§ The problem
Exact copies of all the lines below are wanted, without a single picture.

§ Records for processing

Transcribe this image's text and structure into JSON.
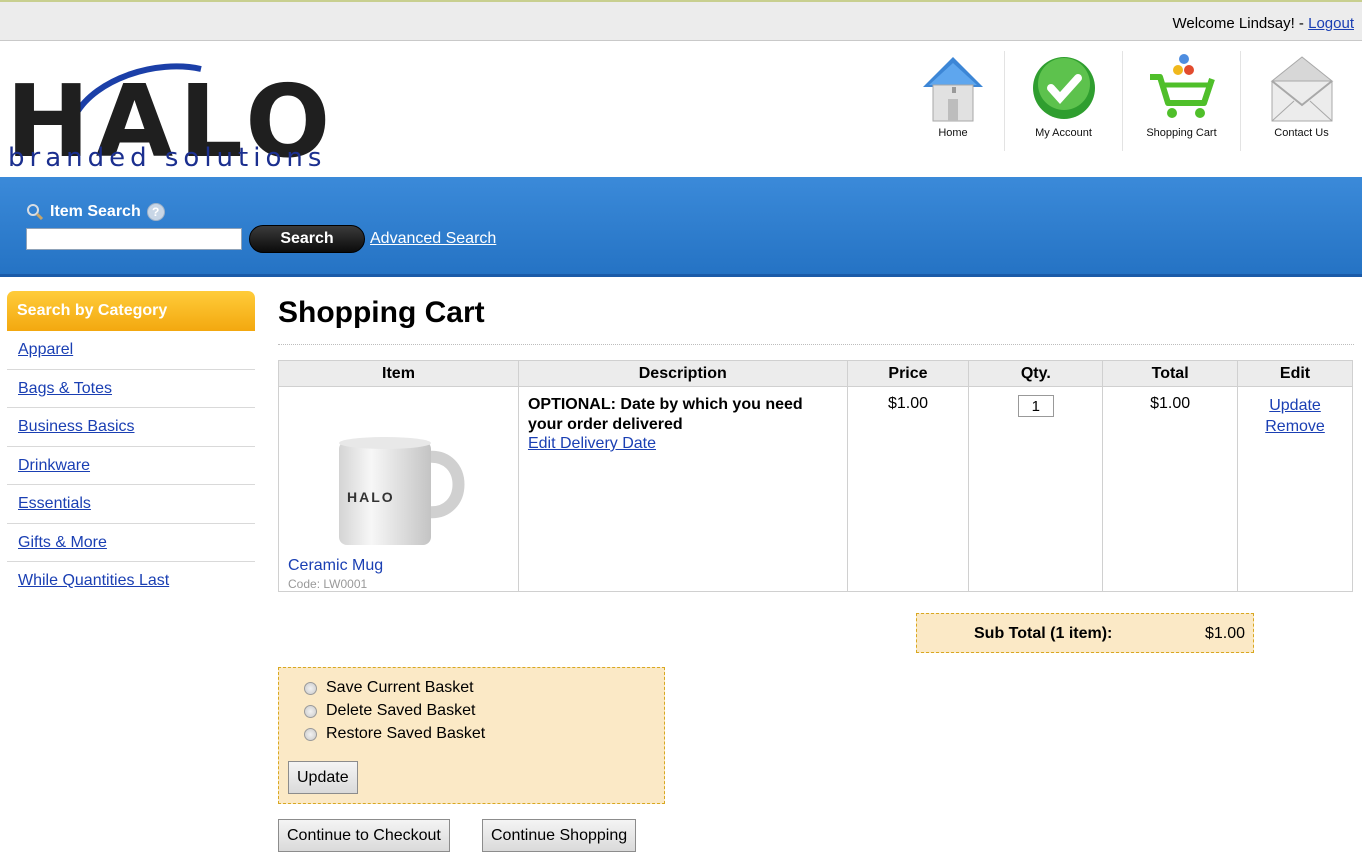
{
  "topbar": {
    "welcome": "Welcome Lindsay! -",
    "logout": "Logout"
  },
  "logo": {
    "word": "HALO",
    "sub": "branded solutions"
  },
  "nav": [
    {
      "label": "Home",
      "icon": "home-icon"
    },
    {
      "label": "My Account",
      "icon": "checkmark-icon"
    },
    {
      "label": "Shopping Cart",
      "icon": "shopping-cart-icon"
    },
    {
      "label": "Contact Us",
      "icon": "envelope-icon"
    }
  ],
  "search": {
    "title": "Item Search",
    "button": "Search",
    "advanced": "Advanced Search",
    "value": ""
  },
  "sidebar": {
    "heading": "Search by Category",
    "items": [
      "Apparel",
      "Bags & Totes",
      "Business Basics",
      "Drinkware",
      "Essentials",
      "Gifts & More",
      "While Quantities Last"
    ]
  },
  "main": {
    "title": "Shopping Cart",
    "columns": [
      "Item",
      "Description",
      "Price",
      "Qty.",
      "Total",
      "Edit"
    ],
    "row": {
      "name": "Ceramic Mug",
      "code": "Code: LW0001",
      "mug_logo": "HALO",
      "description": "OPTIONAL: Date by which you need your order delivered",
      "edit_date": "Edit Delivery Date",
      "price": "$1.00",
      "qty": "1",
      "total": "$1.00",
      "update": "Update",
      "remove": "Remove"
    },
    "subtotal_label": "Sub Total (1 item):",
    "subtotal_value": "$1.00",
    "basket_options": [
      "Save Current Basket",
      "Delete Saved Basket",
      "Restore Saved Basket"
    ],
    "basket_update": "Update",
    "checkout": "Continue to Checkout",
    "continue": "Continue Shopping"
  },
  "colors": {
    "blue_band": "#2a7ccc",
    "orange_head": "#f5ad14",
    "tan_box": "#fbe9c6",
    "link": "#1a3fb3"
  }
}
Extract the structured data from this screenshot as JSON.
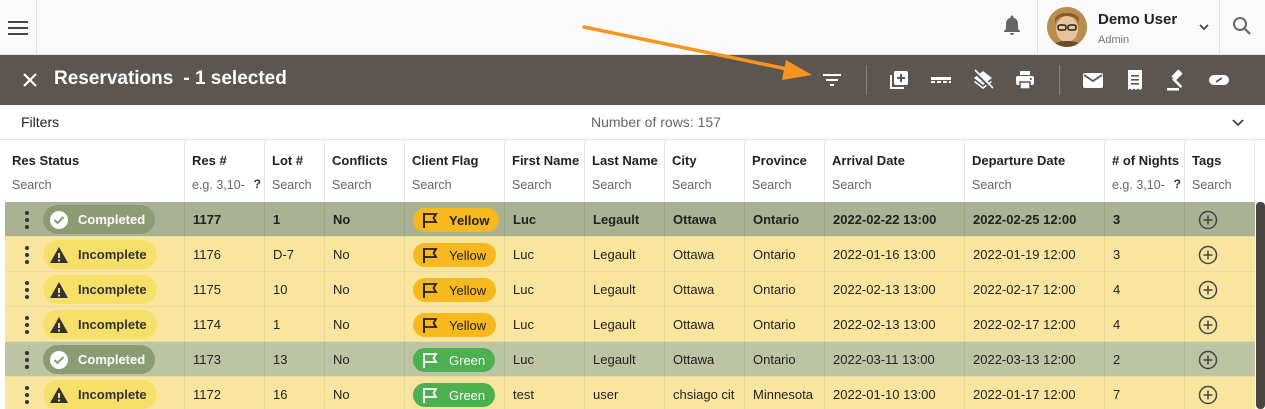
{
  "user": {
    "name": "Demo User",
    "role": "Admin"
  },
  "titlebar": {
    "title": "Reservations",
    "selected_text": "- 1 selected"
  },
  "filters": {
    "label": "Filters",
    "row_count": "Number of rows: 157"
  },
  "columns": [
    {
      "label": "Res Status",
      "search": "Search"
    },
    {
      "label": "Res #",
      "search": "e.g. 3,10-",
      "help": "?"
    },
    {
      "label": "Lot #",
      "search": "Search"
    },
    {
      "label": "Conflicts",
      "search": "Search"
    },
    {
      "label": "Client Flag",
      "search": "Search"
    },
    {
      "label": "First Name",
      "search": "Search"
    },
    {
      "label": "Last Name",
      "search": "Search"
    },
    {
      "label": "City",
      "search": "Search"
    },
    {
      "label": "Province",
      "search": "Search"
    },
    {
      "label": "Arrival Date",
      "search": "Search"
    },
    {
      "label": "Departure Date",
      "search": "Search"
    },
    {
      "label": "# of Nights",
      "search": "e.g. 3,10-",
      "help": "?"
    },
    {
      "label": "Tags",
      "search": "Search"
    }
  ],
  "rows": [
    {
      "status": "Completed",
      "res": "1177",
      "lot": "1",
      "conflicts": "No",
      "flag": "Yellow",
      "first": "Luc",
      "last": "Legault",
      "city": "Ottawa",
      "province": "Ontario",
      "arrival": "2022-02-22 13:00",
      "departure": "2022-02-25 12:00",
      "nights": "3"
    },
    {
      "status": "Incomplete",
      "res": "1176",
      "lot": "D-7",
      "conflicts": "No",
      "flag": "Yellow",
      "first": "Luc",
      "last": "Legault",
      "city": "Ottawa",
      "province": "Ontario",
      "arrival": "2022-01-16 13:00",
      "departure": "2022-01-19 12:00",
      "nights": "3"
    },
    {
      "status": "Incomplete",
      "res": "1175",
      "lot": "10",
      "conflicts": "No",
      "flag": "Yellow",
      "first": "Luc",
      "last": "Legault",
      "city": "Ottawa",
      "province": "Ontario",
      "arrival": "2022-02-13 13:00",
      "departure": "2022-02-17 12:00",
      "nights": "4"
    },
    {
      "status": "Incomplete",
      "res": "1174",
      "lot": "1",
      "conflicts": "No",
      "flag": "Yellow",
      "first": "Luc",
      "last": "Legault",
      "city": "Ottawa",
      "province": "Ontario",
      "arrival": "2022-02-13 13:00",
      "departure": "2022-02-17 12:00",
      "nights": "4"
    },
    {
      "status": "Completed",
      "res": "1173",
      "lot": "13",
      "conflicts": "No",
      "flag": "Green",
      "first": "Luc",
      "last": "Legault",
      "city": "Ottawa",
      "province": "Ontario",
      "arrival": "2022-03-11 13:00",
      "departure": "2022-03-13 12:00",
      "nights": "2"
    },
    {
      "status": "Incomplete",
      "res": "1172",
      "lot": "16",
      "conflicts": "No",
      "flag": "Green",
      "first": "test",
      "last": "user",
      "city": "chsiago cit",
      "province": "Minnesota",
      "arrival": "2022-01-10 13:00",
      "departure": "2022-01-17 12:00",
      "nights": "7"
    }
  ],
  "selected_row_index": 0,
  "colors": {
    "titlebar": "#5d5650",
    "completed_row": "#bcc4a4",
    "incomplete_row": "#fae59e",
    "flag_yellow": "#f8b91e",
    "flag_green": "#4caf50",
    "annotation_arrow": "#f7941d"
  },
  "toolbar_icons": [
    "filter-icon",
    "add-box-icon",
    "separator-icon",
    "layers-clear-icon",
    "print-icon",
    "mail-icon",
    "receipt-icon",
    "gavel-icon",
    "tag-icon"
  ]
}
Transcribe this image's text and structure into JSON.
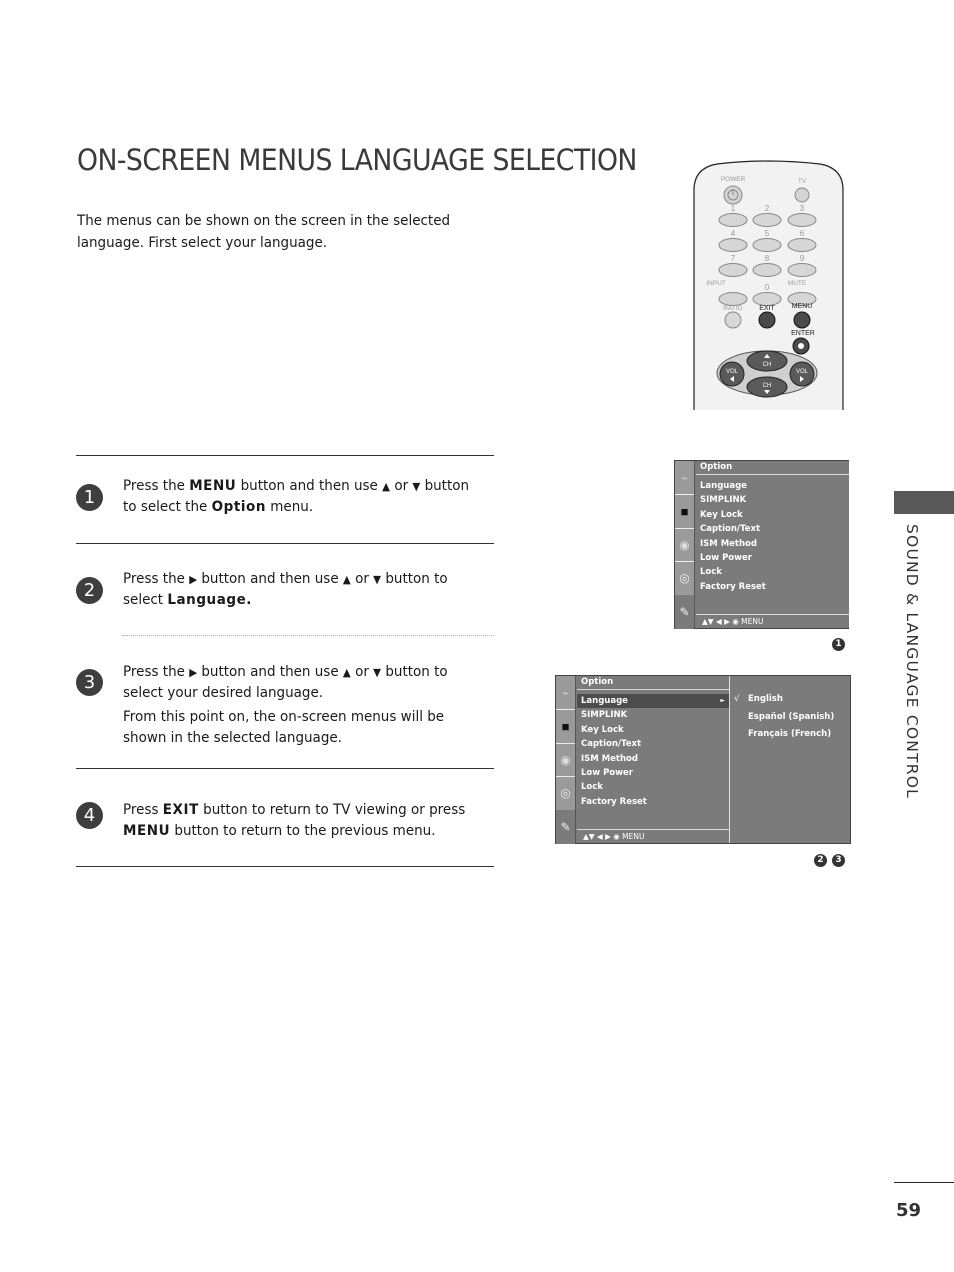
{
  "page": {
    "title": "ON-SCREEN MENUS LANGUAGE SELECTION",
    "intro": "The menus can be shown on the screen in the selected language. First select your language.",
    "section_label": "SOUND & LANGUAGE CONTROL",
    "page_number": "59"
  },
  "remote": {
    "labels": {
      "power": "POWER",
      "tv": "TV",
      "input": "INPUT",
      "mute": "MUTE",
      "ratio": "RATIO",
      "exit": "EXIT",
      "menu": "MENU",
      "enter": "ENTER",
      "ch": "CH",
      "vol": "VOL"
    },
    "digits": [
      "1",
      "2",
      "3",
      "4",
      "5",
      "6",
      "7",
      "8",
      "9",
      "0"
    ]
  },
  "steps": [
    {
      "number": "1",
      "parts": [
        "Press the ",
        "MENU",
        " button and then use ",
        "▲",
        " or ",
        "▼",
        " button to select the ",
        "Option",
        " menu."
      ]
    },
    {
      "number": "2",
      "parts": [
        "Press the ",
        "▶",
        " button and then use ",
        "▲",
        " or ",
        "▼",
        " button to select ",
        "Language."
      ]
    },
    {
      "number": "3",
      "parts": [
        "Press the ",
        "▶",
        " button and then use ",
        "▲",
        " or ",
        "▼",
        " button to select your desired language."
      ],
      "note": "From this point on, the on-screen menus will be shown in the selected language."
    },
    {
      "number": "4",
      "parts": [
        "Press ",
        "EXIT",
        " button to return to TV viewing or press ",
        "MENU",
        " button to return to the previous menu."
      ]
    }
  ],
  "osd": {
    "header": "Option",
    "items": [
      "Language",
      "SIMPLINK",
      "Key Lock",
      "Caption/Text",
      "ISM Method",
      "Low Power",
      "Lock",
      "Factory Reset"
    ],
    "footer": "▲▼  ◀ ▶   ◉   MENU",
    "side_icons": [
      "satellite-dish-icon",
      "screen-icon",
      "speaker-icon",
      "clock-icon",
      "tag-icon"
    ],
    "selected_item": "Language",
    "submenu_arrow": "►",
    "languages": [
      "English",
      "Español (Spanish)",
      "Français (French)"
    ],
    "selected_language": "English",
    "check_mark": "√",
    "badges_menu1": [
      "1"
    ],
    "badges_menu2": [
      "2",
      "3"
    ]
  }
}
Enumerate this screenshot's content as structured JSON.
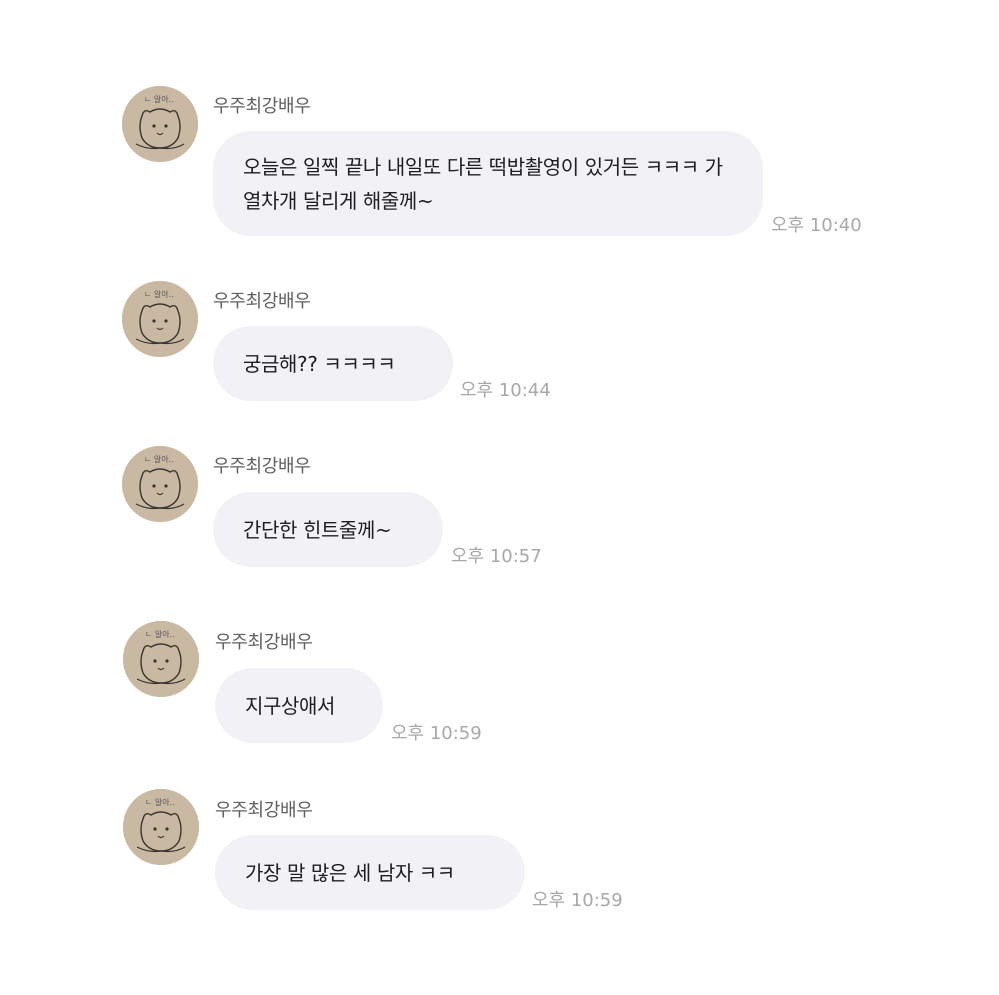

§ Written answer
Transcribe this image's text and structure into JSON.
{
  "topbar": {
    "welcome": "Welcome Lindsay! -",
    "logout": "Logout"
  },
  "logo": {
    "word": "HALO",
    "sub": "branded solutions"
  },
  "nav": [
    {
      "label": "Home",
      "icon": "home-icon"
    },
    {
      "label": "My Account",
      "icon": "checkmark-icon"
    },
    {
      "label": "Shopping Cart",
      "icon": "shopping-cart-icon"
    },
    {
      "label": "Contact Us",
      "icon": "envelope-icon"
    }
  ],
  "search": {
    "title": "Item Search",
    "button": "Search",
    "advanced": "Advanced Search",
    "value": ""
  },
  "sidebar": {
    "heading": "Search by Category",
    "items": [
      "Apparel",
      "Bags & Totes",
      "Business Basics",
      "Drinkware",
      "Essentials",
      "Gifts & More",
      "While Quantities Last"
    ]
  },
  "main": {
    "title": "Shopping Cart",
    "columns": [
      "Item",
      "Description",
      "Price",
      "Qty.",
      "Total",
      "Edit"
    ],
    "row": {
      "name": "Ceramic Mug",
      "code": "Code: LW0001",
      "mug_logo": "HALO",
      "description": "OPTIONAL: Date by which you need your order delivered",
      "edit_date": "Edit Delivery Date",
      "price": "$1.00",
      "qty": "1",
      "total": "$1.00",
      "update": "Update",
      "remove": "Remove"
    },
    "subtotal_label": "Sub Total (1 item):",
    "subtotal_value": "$1.00",
    "basket_options": [
      "Save Current Basket",
      "Delete Saved Basket",
      "Restore Saved Basket"
    ],
    "basket_update": "Update",
    "checkout": "Continue to Checkout",
    "continue": "Continue Shopping"
  },
  "colors": {
    "blue_band": "#2a7ccc",
    "orange_head": "#f5ad14",
    "tan_box": "#fbe9c6",
    "link": "#1a3fb3"
  }
}
Extract the structured data from this screenshot as JSON.
{
  "user": {
    "name": "Demo User",
    "role": "Admin"
  },
  "titlebar": {
    "title": "Reservations",
    "selected_text": "- 1 selected"
  },
  "filters": {
    "label": "Filters",
    "row_count": "Number of rows: 157"
  },
  "columns": [
    {
      "label": "Res Status",
      "search": "Search"
    },
    {
      "label": "Res #",
      "search": "e.g. 3,10-",
      "help": "?"
    },
    {
      "label": "Lot #",
      "search": "Search"
    },
    {
      "label": "Conflicts",
      "search": "Search"
    },
    {
      "label": "Client Flag",
      "search": "Search"
    },
    {
      "label": "First Name",
      "search": "Search"
    },
    {
      "label": "Last Name",
      "search": "Search"
    },
    {
      "label": "City",
      "search": "Search"
    },
    {
      "label": "Province",
      "search": "Search"
    },
    {
      "label": "Arrival Date",
      "search": "Search"
    },
    {
      "label": "Departure Date",
      "search": "Search"
    },
    {
      "label": "# of Nights",
      "search": "e.g. 3,10-",
      "help": "?"
    },
    {
      "label": "Tags",
      "search": "Search"
    }
  ],
  "rows": [
    {
      "status": "Completed",
      "res": "1177",
      "lot": "1",
      "conflicts": "No",
      "flag": "Yellow",
      "first": "Luc",
      "last": "Legault",
      "city": "Ottawa",
      "province": "Ontario",
      "arrival": "2022-02-22 13:00",
      "departure": "2022-02-25 12:00",
      "nights": "3"
    },
    {
      "status": "Incomplete",
      "res": "1176",
      "lot": "D-7",
      "conflicts": "No",
      "flag": "Yellow",
      "first": "Luc",
      "last": "Legault",
      "city": "Ottawa",
      "province": "Ontario",
      "arrival": "2022-01-16 13:00",
      "departure": "2022-01-19 12:00",
      "nights": "3"
    },
    {
      "status": "Incomplete",
      "res": "1175",
      "lot": "10",
      "conflicts": "No",
      "flag": "Yellow",
      "first": "Luc",
      "last": "Legault",
      "city": "Ottawa",
      "province": "Ontario",
      "arrival": "2022-02-13 13:00",
      "departure": "2022-02-17 12:00",
      "nights": "4"
    },
    {
      "status": "Incomplete",
      "res": "1174",
      "lot": "1",
      "conflicts": "No",
      "flag": "Yellow",
      "first": "Luc",
      "last": "Legault",
      "city": "Ottawa",
      "province": "Ontario",
      "arrival": "2022-02-13 13:00",
      "departure": "2022-02-17 12:00",
      "nights": "4"
    },
    {
      "status": "Completed",
      "res": "1173",
      "lot": "13",
      "conflicts": "No",
      "flag": "Green",
      "first": "Luc",
      "last": "Legault",
      "city": "Ottawa",
      "province": "Ontario",
      "arrival": "2022-03-11 13:00",
      "departure": "2022-03-13 12:00",
      "nights": "2"
    },
    {
      "status": "Incomplete",
      "res": "1172",
      "lot": "16",
      "conflicts": "No",
      "flag": "Green",
      "first": "test",
      "last": "user",
      "city": "chsiago cit",
      "province": "Minnesota",
      "arrival": "2022-01-10 13:00",
      "departure": "2022-01-17 12:00",
      "nights": "7"
    }
  ],
  "selected_row_index": 0,
  "colors": {
    "titlebar": "#5d5650",
    "completed_row": "#bcc4a4",
    "incomplete_row": "#fae59e",
    "flag_yellow": "#f8b91e",
    "flag_green": "#4caf50",
    "annotation_arrow": "#f7941d"
  },
  "toolbar_icons": [
    "filter-icon",
    "add-box-icon",
    "separator-icon",
    "layers-clear-icon",
    "print-icon",
    "mail-icon",
    "receipt-icon",
    "gavel-icon",
    "tag-icon"
  ]
}
Transcribe this image's text and structure into JSON.
{
  "page": {
    "title": "ON-SCREEN MENUS LANGUAGE SELECTION",
    "intro": "The menus can be shown on the screen in the selected language. First select your language.",
    "section_label": "SOUND & LANGUAGE CONTROL",
    "page_number": "59"
  },
  "remote": {
    "labels": {
      "power": "POWER",
      "tv": "TV",
      "input": "INPUT",
      "mute": "MUTE",
      "ratio": "RATIO",
      "exit": "EXIT",
      "menu": "MENU",
      "enter": "ENTER",
      "ch": "CH",
      "vol": "VOL"
    },
    "digits": [
      "1",
      "2",
      "3",
      "4",
      "5",
      "6",
      "7",
      "8",
      "9",
      "0"
    ]
  },
  "steps": [
    {
      "number": "1",
      "parts": [
        "Press the ",
        "MENU",
        " button and then use ",
        "▲",
        " or ",
        "▼",
        " button to select the ",
        "Option",
        " menu."
      ]
    },
    {
      "number": "2",
      "parts": [
        "Press the ",
        "▶",
        " button and then use ",
        "▲",
        " or ",
        "▼",
        " button to select ",
        "Language."
      ]
    },
    {
      "number": "3",
      "parts": [
        "Press the ",
        "▶",
        " button and then use ",
        "▲",
        " or ",
        "▼",
        " button to select your desired language."
      ],
      "note": "From this point on, the on-screen menus will be shown in the selected language."
    },
    {
      "number": "4",
      "parts": [
        "Press ",
        "EXIT",
        " button to return to TV viewing or press ",
        "MENU",
        " button to return to the previous menu."
      ]
    }
  ],
  "osd": {
    "header": "Option",
    "items": [
      "Language",
      "SIMPLINK",
      "Key Lock",
      "Caption/Text",
      "ISM Method",
      "Low Power",
      "Lock",
      "Factory Reset"
    ],
    "footer": "▲▼  ◀ ▶   ◉   MENU",
    "side_icons": [
      "satellite-dish-icon",
      "screen-icon",
      "speaker-icon",
      "clock-icon",
      "tag-icon"
    ],
    "selected_item": "Language",
    "submenu_arrow": "►",
    "languages": [
      "English",
      "Español (Spanish)",
      "Français (French)"
    ],
    "selected_language": "English",
    "check_mark": "√",
    "badges_menu1": [
      "1"
    ],
    "badges_menu2": [
      "2",
      "3"
    ]
  }
}
Enumerate this screenshot's content as structured JSON.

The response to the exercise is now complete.